- HOW TO COMPLETE THIS TASK: Filter the records down to the lines that hold the word "label", and copy each of those lines.

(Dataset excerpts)
[Start of Attachment]

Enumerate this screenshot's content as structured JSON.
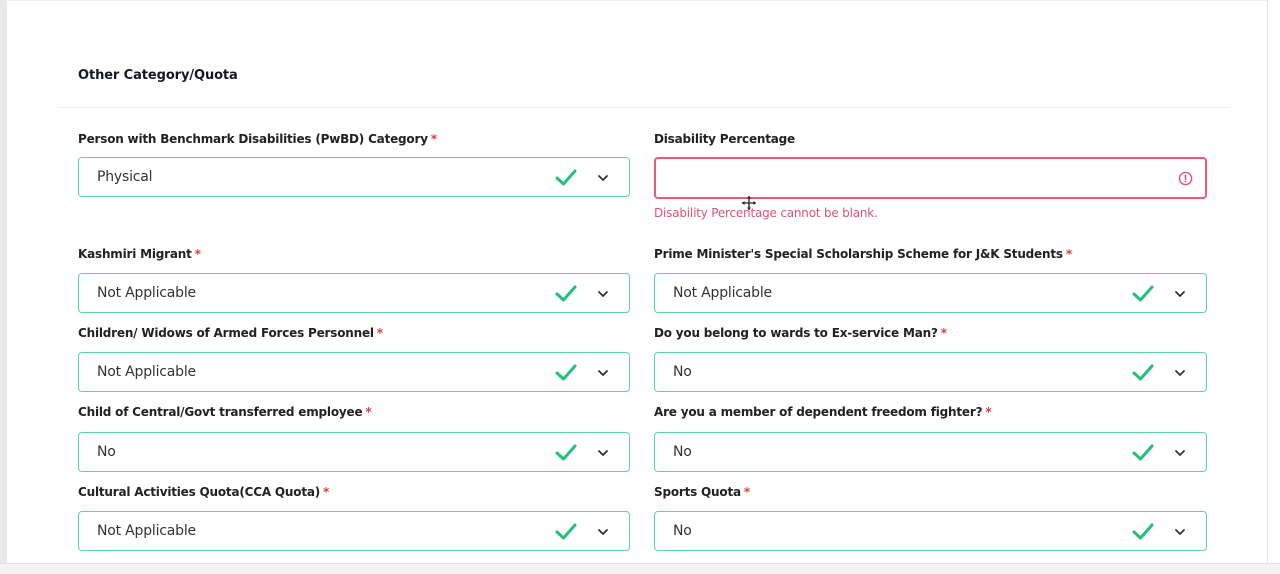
{
  "section": {
    "title": "Other Category/Quota"
  },
  "fields": {
    "pwbd": {
      "label": "Person with Benchmark Disabilities (PwBD) Category",
      "required": "*",
      "value": "Physical"
    },
    "disability_pct": {
      "label": "Disability Percentage",
      "value": "",
      "placeholder": "",
      "error": "Disability Percentage cannot be blank."
    },
    "kashmiri_migrant": {
      "label": "Kashmiri Migrant",
      "required": "*",
      "value": "Not Applicable"
    },
    "pm_scholarship": {
      "label": "Prime Minister's Special Scholarship Scheme for J&K Students",
      "required": "*",
      "value": "Not Applicable"
    },
    "armed_forces": {
      "label": "Children/ Widows of Armed Forces Personnel",
      "required": "*",
      "value": "Not Applicable"
    },
    "ex_service": {
      "label": "Do you belong to wards to Ex-service Man?",
      "required": "*",
      "value": "No"
    },
    "central_govt": {
      "label": "Child of Central/Govt transferred employee",
      "required": "*",
      "value": "No"
    },
    "freedom_fighter": {
      "label": "Are you a member of dependent freedom fighter?",
      "required": "*",
      "value": "No"
    },
    "cca_quota": {
      "label": "Cultural Activities Quota(CCA Quota)",
      "required": "*",
      "value": "Not Applicable"
    },
    "sports_quota": {
      "label": "Sports Quota",
      "required": "*",
      "value": "No"
    }
  },
  "icons": {
    "valid": "check-icon",
    "dropdown": "chevron-down-icon",
    "error": "alert-circle-icon",
    "cursor": "move-cursor-icon"
  },
  "colors": {
    "valid_border": "#5fd3a0",
    "check": "#22c07a",
    "error": "#e65c7a",
    "required": "#e03a3a"
  }
}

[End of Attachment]

- WRITTEN SOLUTION:
      "label": "Person with Benchmark Disabilities (PwBD) Category",
      "label": "Disability Percentage",
      "label": "Kashmiri Migrant",
      "label": "Prime Minister's Special Scholarship Scheme for J&K Students",
      "label": "Children/ Widows of Armed Forces Personnel",
      "label": "Do you belong to wards to Ex-service Man?",
      "label": "Child of Central/Govt transferred employee",
      "label": "Are you a member of dependent freedom fighter?",
      "label": "Cultural Activities Quota(CCA Quota)",
      "label": "Sports Quota",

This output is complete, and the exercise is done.